### RECORDS FOR PROCESSING ###

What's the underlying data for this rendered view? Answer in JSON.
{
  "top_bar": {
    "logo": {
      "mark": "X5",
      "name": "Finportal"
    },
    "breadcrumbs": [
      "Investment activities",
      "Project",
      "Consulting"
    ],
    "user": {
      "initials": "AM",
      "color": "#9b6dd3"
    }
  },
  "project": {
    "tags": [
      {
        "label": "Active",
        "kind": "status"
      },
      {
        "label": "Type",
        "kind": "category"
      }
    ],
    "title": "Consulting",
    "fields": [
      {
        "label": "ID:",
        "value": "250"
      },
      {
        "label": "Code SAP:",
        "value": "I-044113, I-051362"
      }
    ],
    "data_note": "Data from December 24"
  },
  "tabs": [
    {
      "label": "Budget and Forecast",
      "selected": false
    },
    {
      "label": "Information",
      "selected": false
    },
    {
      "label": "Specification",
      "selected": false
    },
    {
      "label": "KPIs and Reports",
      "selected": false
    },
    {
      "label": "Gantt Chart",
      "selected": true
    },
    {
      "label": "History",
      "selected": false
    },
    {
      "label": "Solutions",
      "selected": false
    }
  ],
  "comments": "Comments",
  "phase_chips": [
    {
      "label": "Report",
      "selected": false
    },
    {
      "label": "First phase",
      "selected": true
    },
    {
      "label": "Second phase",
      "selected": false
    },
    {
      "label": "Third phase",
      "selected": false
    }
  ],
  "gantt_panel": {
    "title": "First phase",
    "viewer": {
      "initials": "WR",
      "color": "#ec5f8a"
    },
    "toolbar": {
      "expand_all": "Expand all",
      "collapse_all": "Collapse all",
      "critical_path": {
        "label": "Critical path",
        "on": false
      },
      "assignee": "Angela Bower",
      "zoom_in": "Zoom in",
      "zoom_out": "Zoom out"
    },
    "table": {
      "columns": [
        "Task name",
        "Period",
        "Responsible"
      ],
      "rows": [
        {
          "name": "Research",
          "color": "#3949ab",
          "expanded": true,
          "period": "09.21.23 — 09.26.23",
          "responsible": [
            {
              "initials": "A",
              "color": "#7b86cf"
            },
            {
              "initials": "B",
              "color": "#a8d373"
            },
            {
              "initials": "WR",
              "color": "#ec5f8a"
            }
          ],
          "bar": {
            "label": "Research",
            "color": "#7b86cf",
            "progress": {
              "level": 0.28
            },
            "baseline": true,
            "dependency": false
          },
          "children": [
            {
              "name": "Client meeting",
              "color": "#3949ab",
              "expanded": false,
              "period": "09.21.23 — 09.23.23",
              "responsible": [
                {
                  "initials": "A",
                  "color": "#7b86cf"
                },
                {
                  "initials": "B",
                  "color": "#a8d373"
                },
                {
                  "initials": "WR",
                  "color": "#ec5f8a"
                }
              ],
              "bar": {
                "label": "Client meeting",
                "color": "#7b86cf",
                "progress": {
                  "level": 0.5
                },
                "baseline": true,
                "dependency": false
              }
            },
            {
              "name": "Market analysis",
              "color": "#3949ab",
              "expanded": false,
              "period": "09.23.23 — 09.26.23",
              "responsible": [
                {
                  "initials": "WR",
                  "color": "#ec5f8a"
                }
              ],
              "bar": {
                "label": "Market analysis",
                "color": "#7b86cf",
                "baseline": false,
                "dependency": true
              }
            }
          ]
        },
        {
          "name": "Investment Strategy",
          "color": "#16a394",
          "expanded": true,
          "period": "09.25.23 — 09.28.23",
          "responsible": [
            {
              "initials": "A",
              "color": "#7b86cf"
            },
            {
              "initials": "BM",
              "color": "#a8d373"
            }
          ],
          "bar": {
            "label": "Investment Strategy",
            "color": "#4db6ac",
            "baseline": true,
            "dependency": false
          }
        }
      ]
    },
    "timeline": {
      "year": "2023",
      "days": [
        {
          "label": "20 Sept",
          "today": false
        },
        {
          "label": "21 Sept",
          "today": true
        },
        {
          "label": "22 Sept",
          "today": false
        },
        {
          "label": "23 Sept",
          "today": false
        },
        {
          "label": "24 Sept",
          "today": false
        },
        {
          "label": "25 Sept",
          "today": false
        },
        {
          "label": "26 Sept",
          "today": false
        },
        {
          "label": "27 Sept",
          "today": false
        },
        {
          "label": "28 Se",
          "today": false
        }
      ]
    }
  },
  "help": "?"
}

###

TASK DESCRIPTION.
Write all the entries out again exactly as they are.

RESPONSE FOR THIS EXERCISE.
What's the underlying data for this rendered view? Answer in JSON.
{
  "top_bar": {
    "logo": {
      "mark": "X5",
      "name": "Finportal"
    },
    "breadcrumbs": [
      "Investment activities",
      "Project",
      "Consulting"
    ],
    "user": {
      "initials": "AM",
      "color": "#9b6dd3"
    }
  },
  "project": {
    "tags": [
      {
        "label": "Active",
        "kind": "status"
      },
      {
        "label": "Type",
        "kind": "category"
      }
    ],
    "title": "Consulting",
    "fields": [
      {
        "label": "ID:",
        "value": "250"
      },
      {
        "label": "Code SAP:",
        "value": "I-044113, I-051362"
      }
    ],
    "data_note": "Data from December 24"
  },
  "tabs": [
    {
      "label": "Budget and Forecast",
      "selected": false
    },
    {
      "label": "Information",
      "selected": false
    },
    {
      "label": "Specification",
      "selected": false
    },
    {
      "label": "KPIs and Reports",
      "selected": false
    },
    {
      "label": "Gantt Chart",
      "selected": true
    },
    {
      "label": "History",
      "selected": false
    },
    {
      "label": "Solutions",
      "selected": false
    }
  ],
  "comments": "Comments",
  "phase_chips": [
    {
      "label": "Report",
      "selected": false
    },
    {
      "label": "First phase",
      "selected": true
    },
    {
      "label": "Second phase",
      "selected": false
    },
    {
      "label": "Third phase",
      "selected": false
    }
  ],
  "gantt_panel": {
    "title": "First phase",
    "viewer": {
      "initials": "WR",
      "color": "#ec5f8a"
    },
    "toolbar": {
      "expand_all": "Expand all",
      "collapse_all": "Collapse all",
      "critical_path": {
        "label": "Critical path",
        "on": false
      },
      "assignee": "Angela Bower",
      "zoom_in": "Zoom in",
      "zoom_out": "Zoom out"
    },
    "table": {
      "columns": [
        "Task name",
        "Period",
        "Responsible"
      ],
      "rows": [
        {
          "name": "Research",
          "color": "#3949ab",
          "expanded": true,
          "period": "09.21.23 — 09.26.23",
          "responsible": [
            {
              "initials": "A",
              "color": "#7b86cf"
            },
            {
              "initials": "B",
              "color": "#a8d373"
            },
            {
              "initials": "WR",
              "color": "#ec5f8a"
            }
          ],
          "bar": {
            "label": "Research",
            "color": "#7b86cf",
            "progress": {
              "level": 0.28
            },
            "baseline": true,
            "dependency": false
          },
          "children": [
            {
              "name": "Client meeting",
              "color": "#3949ab",
              "expanded": false,
              "period": "09.21.23 — 09.23.23",
              "responsible": [
                {
                  "initials": "A",
                  "color": "#7b86cf"
                },
                {
                  "initials": "B",
                  "color": "#a8d373"
                },
                {
                  "initials": "WR",
                  "color": "#ec5f8a"
                }
              ],
              "bar": {
                "label": "Client meeting",
                "color": "#7b86cf",
                "progress": {
                  "level": 0.5
                },
                "baseline": true,
                "dependency": false
              }
            },
            {
              "name": "Market analysis",
              "color": "#3949ab",
              "expanded": false,
              "period": "09.23.23 — 09.26.23",
              "responsible": [
                {
                  "initials": "WR",
                  "color": "#ec5f8a"
                }
              ],
              "bar": {
                "label": "Market analysis",
                "color": "#7b86cf",
                "baseline": false,
                "dependency": true
              }
            }
          ]
        },
        {
          "name": "Investment Strategy",
          "color": "#16a394",
          "expanded": true,
          "period": "09.25.23 — 09.28.23",
          "responsible": [
            {
              "initials": "A",
              "color": "#7b86cf"
            },
            {
              "initials": "BM",
              "color": "#a8d373"
            }
          ],
          "bar": {
            "label": "Investment Strategy",
            "color": "#4db6ac",
            "baseline": true,
            "dependency": false
          }
        }
      ]
    },
    "timeline": {
      "year": "2023",
      "days": [
        {
          "label": "20 Sept",
          "today": false
        },
        {
          "label": "21 Sept",
          "today": true
        },
        {
          "label": "22 Sept",
          "today": false
        },
        {
          "label": "23 Sept",
          "today": false
        },
        {
          "label": "24 Sept",
          "today": false
        },
        {
          "label": "25 Sept",
          "today": false
        },
        {
          "label": "26 Sept",
          "today": false
        },
        {
          "label": "27 Sept",
          "today": false
        },
        {
          "label": "28 Se",
          "today": false
        }
      ]
    }
  },
  "help": "?"
}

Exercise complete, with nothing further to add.